The cooling systems will consume a large part of the power of your facility, so it makes sense to choose systems that are as efficient as possible. Where possible try to get the design to incorporate free cooling. There have been many studies carried out to show that you can go for most of the year in the UK using free cooling with the right design solution. It depends how comfortable you are with this design solution from a business risk perspective.
Cooling requirements can be calculated across the whole space used. Discuss with IT how they plan to deploy their equipment and what loads they are likely to require in their racks and consider the need to have various sections of the data centres physically divided to cater for different rack loads. This will enable the system design to be tailored to each zone so that the systems will be more efficient and cheaper to run. You can also use thermal zone mapping to view 3D images of the hot and cold zones so you can optimally position equipment.
High rack loads from both a power and weight perspective is a requirement for HPC (high performance computing) and will require in-rack cooling. The whole floor and the access route in needs to be able to take the high weights expected. At one time water in a data centre was strictly forbidden but HPC and similar high density equipment is driving change which needs to be accommodated.
Data centre security, to prevent unauthorised access is essential, and so is the physical security of the site.
Control access to the building – minimise the number of access points and use tools such as retractable bollards and vehicle locks to police vehicle access – and secure the perimeter. Construct external walls of suitable strength to resist impact by vehicles and other means of unauthorised entry where needed. Consider installing steel grids within large supply and extract ductwork to prevent man access.
There are now sophisticated biometric readers to assist in controlling access to all areas within the data centre and all should be reviewed and considered on their merits. CCTV and physical security guards will also be a must have.
And it is not a good idea to advertise that the building is a data centre for the company – don’t make it too easy for those looking to cause trouble!
There will be statutory regulations that your data centre will have to comply with, especially fire protection and prevention systems. These can range from physical firewalls built around the centre to sprinklers to clean agent fire suppression gas. Remember that the regulations may differ from country to country, so local expertise should be involved.

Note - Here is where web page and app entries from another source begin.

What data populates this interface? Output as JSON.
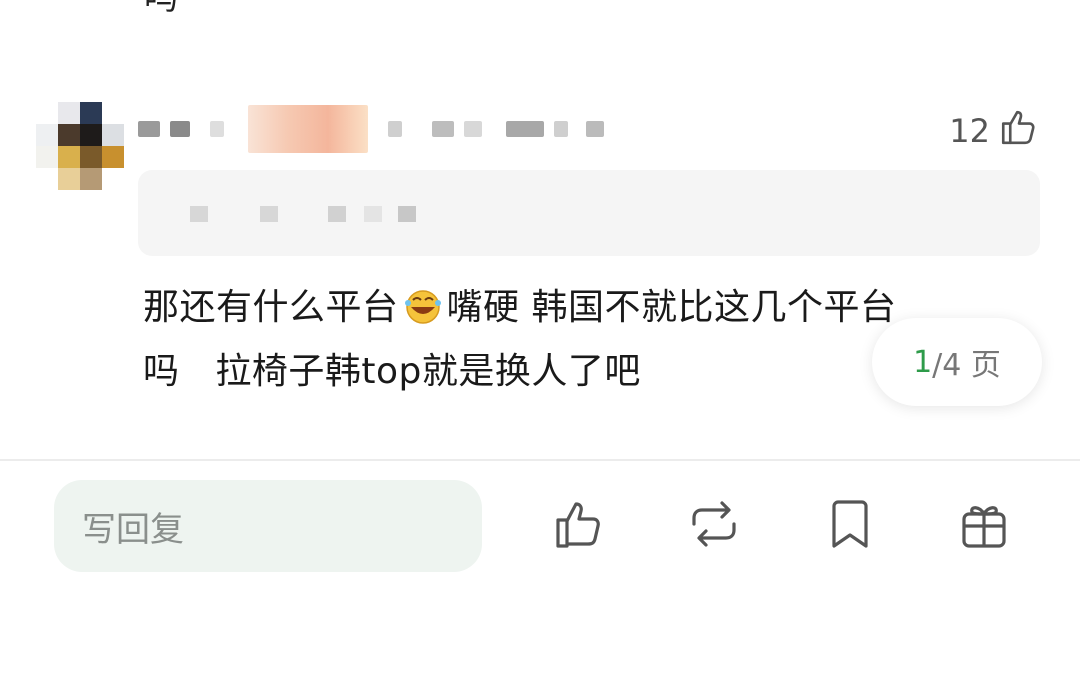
{
  "top_fragment": "吗",
  "comment": {
    "likes": "12",
    "text_before_emoji": "那还有什么平台",
    "text_after_emoji": "嘴硬 韩国不就比这几个平台\n吗   拉椅子韩top就是换人了吧",
    "emoji": "rolling-on-floor-laughing"
  },
  "pager": {
    "current": "1",
    "total": "/4 页"
  },
  "bottom_bar": {
    "reply_placeholder": "写回复",
    "actions": [
      "like-icon",
      "repost-icon",
      "bookmark-icon",
      "gift-icon"
    ]
  },
  "colors": {
    "accent_green": "#2e9b4a",
    "input_bg": "#eef4f0",
    "quote_bg": "#f5f5f5"
  }
}
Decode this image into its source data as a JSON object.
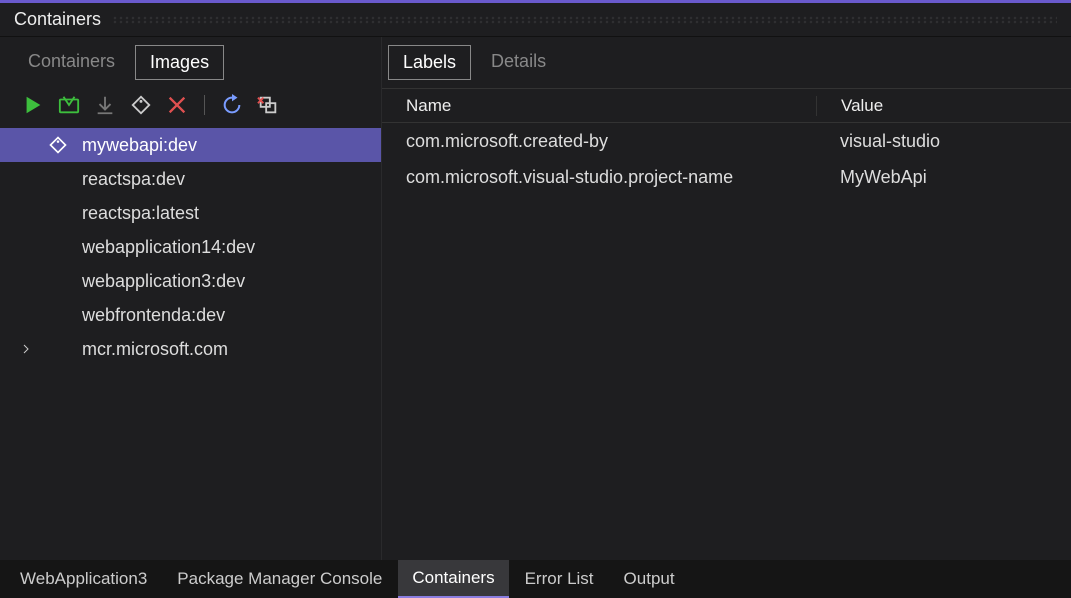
{
  "panel_title": "Containers",
  "left_tabs": {
    "containers": "Containers",
    "images": "Images",
    "active": "Images"
  },
  "toolbar_icons": [
    "run-icon",
    "open-icon",
    "download-icon",
    "tag-icon",
    "delete-icon",
    "refresh-icon",
    "prune-icon"
  ],
  "images": [
    {
      "name": "mywebapi:dev",
      "selected": true,
      "tagIcon": true
    },
    {
      "name": "reactspa:dev"
    },
    {
      "name": "reactspa:latest"
    },
    {
      "name": "webapplication14:dev"
    },
    {
      "name": "webapplication3:dev"
    },
    {
      "name": "webfrontenda:dev"
    },
    {
      "name": "mcr.microsoft.com",
      "expandable": true
    }
  ],
  "detail_tabs": {
    "labels": "Labels",
    "details": "Details",
    "active": "Labels"
  },
  "table": {
    "columns": {
      "name": "Name",
      "value": "Value"
    },
    "rows": [
      {
        "name": "com.microsoft.created-by",
        "value": "visual-studio"
      },
      {
        "name": "com.microsoft.visual-studio.project-name",
        "value": "MyWebApi"
      }
    ]
  },
  "bottom_tabs": [
    {
      "label": "WebApplication3"
    },
    {
      "label": "Package Manager Console"
    },
    {
      "label": "Containers",
      "active": true
    },
    {
      "label": "Error List"
    },
    {
      "label": "Output"
    }
  ]
}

Make sure all statutory compliance requirements are fully recorded and tested with all documentation in place and continue with that philosophy throughout the life of the DC. You can use Riskenomics to manage this very effectively to avoid missing expiry dates.
Some data centres are operated on a “lights out” basis, in which case many processes such as provisioning, configuration and release management will need to be automated as far as possible and remote controlled where human intervention is required. This makes monitoring and management information even more critical.

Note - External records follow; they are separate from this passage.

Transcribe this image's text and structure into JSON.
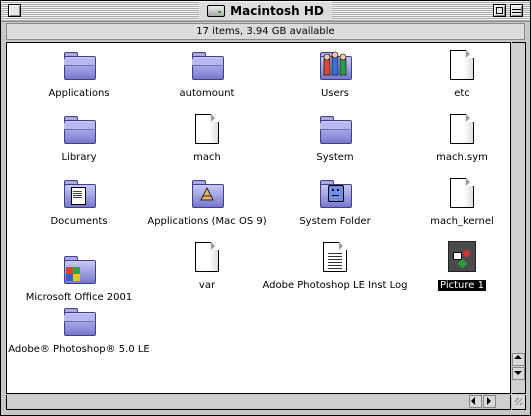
{
  "window": {
    "title": "Macintosh HD",
    "info": "17 items, 3.94 GB available"
  },
  "items": [
    {
      "label": "Applications",
      "icon": "folder-icon"
    },
    {
      "label": "automount",
      "icon": "folder-icon"
    },
    {
      "label": "Users",
      "icon": "users-folder-icon"
    },
    {
      "label": "etc",
      "icon": "document-icon"
    },
    {
      "label": "Library",
      "icon": "folder-icon"
    },
    {
      "label": "mach",
      "icon": "document-icon"
    },
    {
      "label": "System",
      "icon": "folder-icon"
    },
    {
      "label": "mach.sym",
      "icon": "document-icon"
    },
    {
      "label": "Documents",
      "icon": "documents-folder-icon"
    },
    {
      "label": "Applications (Mac OS 9)",
      "icon": "applications-folder-icon"
    },
    {
      "label": "System Folder",
      "icon": "system-folder-icon"
    },
    {
      "label": "mach_kernel",
      "icon": "document-icon"
    },
    {
      "label": "Microsoft Office 2001",
      "icon": "office-folder-icon"
    },
    {
      "label": "var",
      "icon": "document-icon"
    },
    {
      "label": "Adobe Photoshop LE Inst Log",
      "icon": "text-document-icon"
    },
    {
      "label": "Picture 1",
      "icon": "picture-document-icon",
      "selected": true
    },
    {
      "label": "Adobe® Photoshop® 5.0 LE",
      "icon": "folder-icon"
    }
  ],
  "colors": {
    "folder": "#8c8ce0",
    "selection": "#000000",
    "window_frame": "#c7c7c7"
  }
}
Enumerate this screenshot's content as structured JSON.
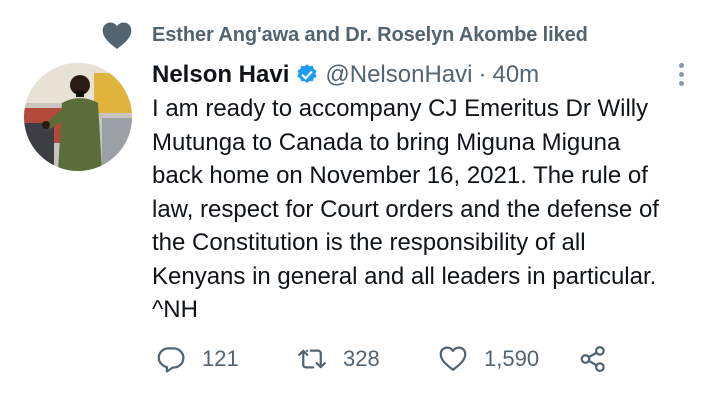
{
  "social_context": {
    "text": "Esther Ang'awa and Dr. Roselyn Akombe liked",
    "icon": "heart-icon"
  },
  "tweet": {
    "author_name": "Nelson Havi",
    "verified": true,
    "handle": "@NelsonHavi",
    "separator": "·",
    "time": "40m",
    "text_lines": [
      "I am ready to accompany CJ Emeritus Dr Willy",
      "Mutunga to Canada to bring Miguna Miguna",
      "back home on November 16, 2021. The rule of",
      "law, respect for Court orders and the defense of",
      "the Constitution is the responsibility of all",
      "Kenyans in general and all leaders in particular.",
      "^NH"
    ]
  },
  "actions": {
    "reply_count": "121",
    "retweet_count": "328",
    "like_count": "1,590"
  },
  "colors": {
    "text_primary": "#0f1419",
    "text_secondary": "#536471",
    "verified_blue": "#1d9bf0",
    "icon_gray": "#536471"
  }
}
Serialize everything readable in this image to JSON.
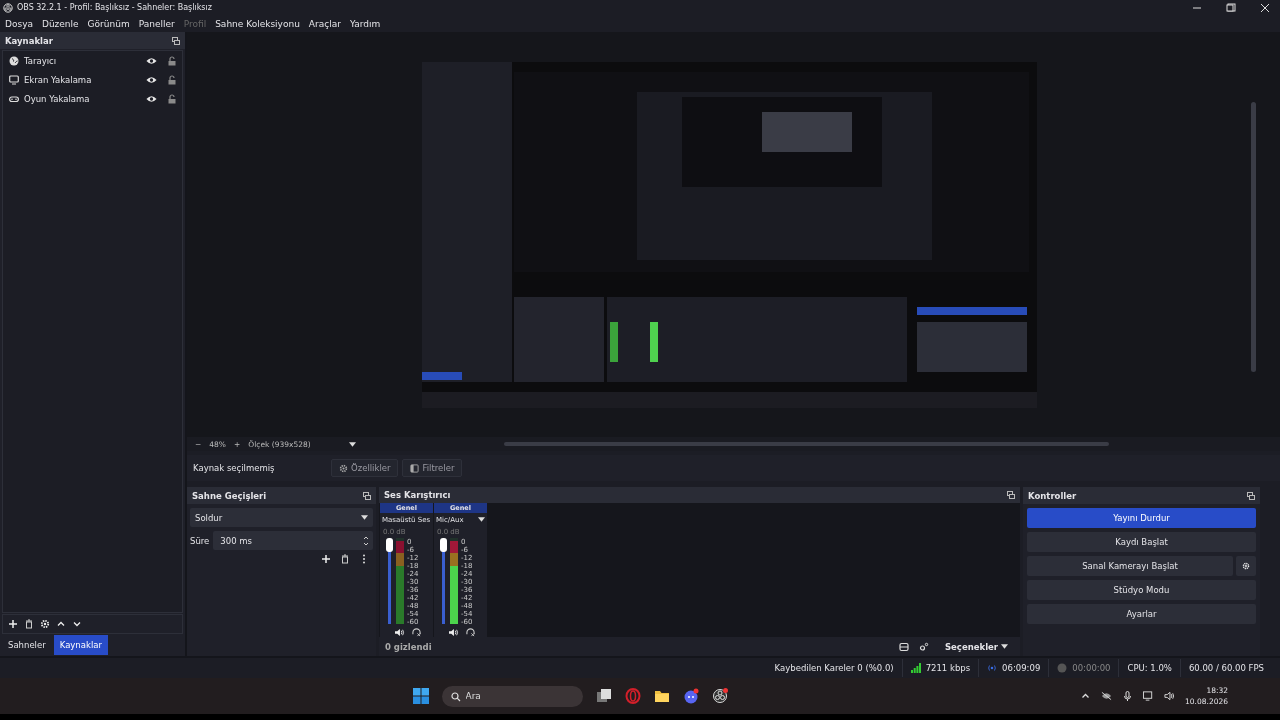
{
  "window": {
    "title": "OBS 32.2.1 - Profil: Başlıksız - Sahneler: Başlıksız"
  },
  "menu": [
    {
      "label": "Dosya",
      "disabled": false
    },
    {
      "label": "Düzenle",
      "disabled": false
    },
    {
      "label": "Görünüm",
      "disabled": false
    },
    {
      "label": "Paneller",
      "disabled": false
    },
    {
      "label": "Profil",
      "disabled": true
    },
    {
      "label": "Sahne Koleksiyonu",
      "disabled": false
    },
    {
      "label": "Araçlar",
      "disabled": false
    },
    {
      "label": "Yardım",
      "disabled": false
    }
  ],
  "sources": {
    "title": "Kaynaklar",
    "items": [
      {
        "name": "Tarayıcı",
        "kind": "browser"
      },
      {
        "name": "Ekran Yakalama",
        "kind": "display"
      },
      {
        "name": "Oyun Yakalama",
        "kind": "game"
      }
    ]
  },
  "dock_tabs": [
    {
      "label": "Sahneler",
      "selected": false
    },
    {
      "label": "Kaynaklar",
      "selected": true
    }
  ],
  "preview": {
    "kind": "picture",
    "zoom_out": "−",
    "zoom": "48%",
    "zoom_in": "+",
    "scale": "Ölçek (939x528)"
  },
  "source_bar": {
    "label": "Kaynak seçilmemiş",
    "buttons": [
      "Özellikler",
      "Filtreler"
    ]
  },
  "transitions": {
    "title": "Sahne Geçişleri",
    "transition": "Soldur",
    "duration_label": "Süre",
    "duration": "300 ms"
  },
  "mixer": {
    "title": "Ses Karıştırıcı",
    "channels": [
      {
        "tag": "Genel",
        "name": "Masaüstü Ses",
        "db": "0.0 dB",
        "fader": {
          "level": 1
        },
        "meter": {
          "level": 0.97
        },
        "active": false,
        "scale": [
          "0",
          "-6",
          "-12",
          "-18",
          "-24",
          "-30",
          "-36",
          "-42",
          "-48",
          "-54",
          "-60"
        ]
      },
      {
        "tag": "Genel",
        "name": "Mic/Aux",
        "db": "0.0 dB",
        "fader": {
          "level": 1
        },
        "meter": {
          "level": 0.97
        },
        "active": true,
        "scale": [
          "0",
          "-6",
          "-12",
          "-18",
          "-24",
          "-30",
          "-36",
          "-42",
          "-48",
          "-54",
          "-60"
        ]
      }
    ],
    "hidden": "0 gizlendi",
    "options": "Seçenekler"
  },
  "controls": {
    "title": "Kontroller",
    "buttons": [
      {
        "label": "Yayını Durdur",
        "active": true,
        "settings": false
      },
      {
        "label": "Kaydı Başlat",
        "active": false,
        "settings": false
      },
      {
        "label": "Sanal Kamerayı Başlat",
        "active": false,
        "settings": true
      },
      {
        "label": "Stüdyo Modu",
        "active": false,
        "settings": false
      },
      {
        "label": "Ayarlar",
        "active": false,
        "settings": false
      }
    ]
  },
  "status_bar": {
    "dropped": "Kaybedilen Kareler 0 (%0.0)",
    "bitrate": "7211 kbps",
    "stream_time": "06:09:09",
    "record_time": "00:00:00",
    "cpu": "CPU: 1.0%",
    "fps": "60.00 / 60.00 FPS"
  },
  "taskbar": {
    "search": {
      "placeholder": "Ara"
    },
    "time": "18:32",
    "date": "10.08.2026"
  }
}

10. Management of information
There is a great deal of information generated in a data centre. Different information and detail will be required by the data centre manager, the IT manager and the facilities manager, plus high-level strategic information at C-level.
DCIM (data center information management) is one solution to connect all the different systems and provide the range and scope of management information required. However, DCIM is still in its infancy, can be costly and there is not yet any standard for implementation, so many organisations are relying on existing, often separate systems. This is where Riskenomics really comes into its own, incorporating live feeds from other systems and providing highly visual information via dashboards and email alerts.